Tuesday, October 16, 2012

Short Story Spotlight: "Conjure"

"Conjure" by Alice Hoffman (Shadow Show: All-New Stories in Celebration of Ray Bradbury)

Practical Magic scribe Alice Hoffman's exemplary entry in the 2012 tribute anthology Shadow Show reads like a bewitching mix of Something Wicked This Way Comes (significantly, one of the teen female leads checks the book out of the town library at the start of the story) and Joyce Carol Oates's "Where Are You Going, Where Have You Been?".  A seemingly magic-realist opening swerves into blacker territory as the protagonists Abbey and Cate's search for an angel rumored to have crashed down into a field during a thunderstorm instead uncovers a sinister and seductive male figure.  This tattooed and black-jacketed false charmer (a putative relative of one of the townspeople) is no doubt the second coming of Bradbury's Mr. Dark (indeed, the word "dark" buzzes throughout the tale).  Lowell, whose very name hints at baseness, poses a dire threat to the girls both individually and as a pair of longtime companions.
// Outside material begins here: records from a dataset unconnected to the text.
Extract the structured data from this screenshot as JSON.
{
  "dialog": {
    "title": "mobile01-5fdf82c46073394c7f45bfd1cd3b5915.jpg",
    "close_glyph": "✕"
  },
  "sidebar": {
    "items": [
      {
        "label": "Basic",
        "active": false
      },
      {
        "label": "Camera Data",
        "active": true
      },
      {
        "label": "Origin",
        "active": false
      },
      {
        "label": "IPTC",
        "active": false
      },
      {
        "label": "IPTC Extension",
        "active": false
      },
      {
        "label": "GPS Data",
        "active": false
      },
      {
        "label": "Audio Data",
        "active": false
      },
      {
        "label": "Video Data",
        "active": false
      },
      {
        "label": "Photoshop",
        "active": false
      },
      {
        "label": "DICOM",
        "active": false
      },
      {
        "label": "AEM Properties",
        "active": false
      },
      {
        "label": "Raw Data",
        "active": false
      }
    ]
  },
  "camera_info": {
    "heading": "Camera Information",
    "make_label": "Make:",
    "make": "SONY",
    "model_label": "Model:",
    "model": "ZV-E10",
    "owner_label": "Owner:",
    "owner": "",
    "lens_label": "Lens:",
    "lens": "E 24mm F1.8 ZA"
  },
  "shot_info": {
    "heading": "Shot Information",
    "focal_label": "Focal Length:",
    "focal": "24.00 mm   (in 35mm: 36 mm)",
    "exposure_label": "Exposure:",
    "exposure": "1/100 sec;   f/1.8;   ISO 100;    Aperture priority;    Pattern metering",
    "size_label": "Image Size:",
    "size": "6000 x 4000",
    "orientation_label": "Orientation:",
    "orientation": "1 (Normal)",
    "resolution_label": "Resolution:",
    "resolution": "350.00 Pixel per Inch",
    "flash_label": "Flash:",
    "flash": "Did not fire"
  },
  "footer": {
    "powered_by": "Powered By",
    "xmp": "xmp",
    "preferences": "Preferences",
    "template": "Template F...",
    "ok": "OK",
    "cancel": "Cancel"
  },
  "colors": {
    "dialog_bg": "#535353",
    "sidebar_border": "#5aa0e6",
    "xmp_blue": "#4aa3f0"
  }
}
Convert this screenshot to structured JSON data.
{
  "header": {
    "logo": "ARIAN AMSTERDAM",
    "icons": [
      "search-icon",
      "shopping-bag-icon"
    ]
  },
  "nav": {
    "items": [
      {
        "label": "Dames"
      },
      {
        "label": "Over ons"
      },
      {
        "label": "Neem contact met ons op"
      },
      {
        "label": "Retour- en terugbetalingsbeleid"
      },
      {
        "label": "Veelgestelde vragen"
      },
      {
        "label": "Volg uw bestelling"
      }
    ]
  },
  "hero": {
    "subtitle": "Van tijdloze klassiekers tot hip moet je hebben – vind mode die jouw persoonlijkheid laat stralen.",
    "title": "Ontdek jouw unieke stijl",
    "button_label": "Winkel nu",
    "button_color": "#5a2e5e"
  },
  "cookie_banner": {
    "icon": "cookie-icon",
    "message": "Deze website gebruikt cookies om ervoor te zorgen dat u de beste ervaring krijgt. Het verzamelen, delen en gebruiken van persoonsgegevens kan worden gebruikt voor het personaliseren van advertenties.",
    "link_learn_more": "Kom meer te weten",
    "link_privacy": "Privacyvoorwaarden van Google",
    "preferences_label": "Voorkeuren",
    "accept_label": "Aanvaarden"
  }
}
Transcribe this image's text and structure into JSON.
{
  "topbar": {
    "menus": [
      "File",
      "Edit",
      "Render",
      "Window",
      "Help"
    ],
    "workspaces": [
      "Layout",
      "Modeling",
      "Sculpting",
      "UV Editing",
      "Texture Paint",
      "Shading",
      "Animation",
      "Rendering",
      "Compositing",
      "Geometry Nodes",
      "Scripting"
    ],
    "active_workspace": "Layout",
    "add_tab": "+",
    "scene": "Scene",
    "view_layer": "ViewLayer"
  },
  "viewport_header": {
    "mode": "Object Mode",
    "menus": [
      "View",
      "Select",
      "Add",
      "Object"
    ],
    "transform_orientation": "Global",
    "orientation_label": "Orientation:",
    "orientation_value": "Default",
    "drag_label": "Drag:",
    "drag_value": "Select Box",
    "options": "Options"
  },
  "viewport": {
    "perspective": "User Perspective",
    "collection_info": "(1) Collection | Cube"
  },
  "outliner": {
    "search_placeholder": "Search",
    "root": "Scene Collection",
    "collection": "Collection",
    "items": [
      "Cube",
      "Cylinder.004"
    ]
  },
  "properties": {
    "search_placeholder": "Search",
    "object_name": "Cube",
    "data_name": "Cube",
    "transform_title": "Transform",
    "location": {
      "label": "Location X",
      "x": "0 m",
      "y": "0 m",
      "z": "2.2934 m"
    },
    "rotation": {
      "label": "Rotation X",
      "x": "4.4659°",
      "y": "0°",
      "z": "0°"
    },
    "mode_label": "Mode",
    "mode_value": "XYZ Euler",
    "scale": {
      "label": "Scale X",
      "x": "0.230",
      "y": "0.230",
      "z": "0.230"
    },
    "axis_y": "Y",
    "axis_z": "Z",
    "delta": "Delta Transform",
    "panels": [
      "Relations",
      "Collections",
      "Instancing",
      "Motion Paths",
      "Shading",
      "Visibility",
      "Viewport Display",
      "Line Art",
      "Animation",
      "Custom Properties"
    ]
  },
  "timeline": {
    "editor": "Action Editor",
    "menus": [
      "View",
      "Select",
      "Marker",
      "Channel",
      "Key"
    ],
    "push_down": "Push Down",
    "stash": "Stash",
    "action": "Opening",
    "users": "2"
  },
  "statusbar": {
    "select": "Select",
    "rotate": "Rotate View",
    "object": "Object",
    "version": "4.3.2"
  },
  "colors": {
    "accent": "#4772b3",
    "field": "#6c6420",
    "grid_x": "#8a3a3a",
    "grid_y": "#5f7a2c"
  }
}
"Conjure" serves as an apt label for Hoffman's magical evocation here.  The intertextual echoes of Bradbury's classic novel resound, as the story explores themes of friendship and betrayal, innocence and experience, light and darkness (the love for the voluminous wonders of a local library also carries over and proves subtly integral to the outcome).  Yet Hoffman succeeds as well in giving a clever twist to her source material: by flipping the genders of Bradbury's iconic boy-characters Will and Jim, she adds an overt element of sexual predation to the villainy.  

Beautifully written and perfectly plotted (facts which become more evident upon each subsequent reading), "Conjure" is sure to delight fans who have a penchant for hearkening back to Bradbury's work at this time of year.  Shadow Show contains many commendable offerings, but is worth the price of purchase for Hoffman's marvelous short story alone. 

No comments: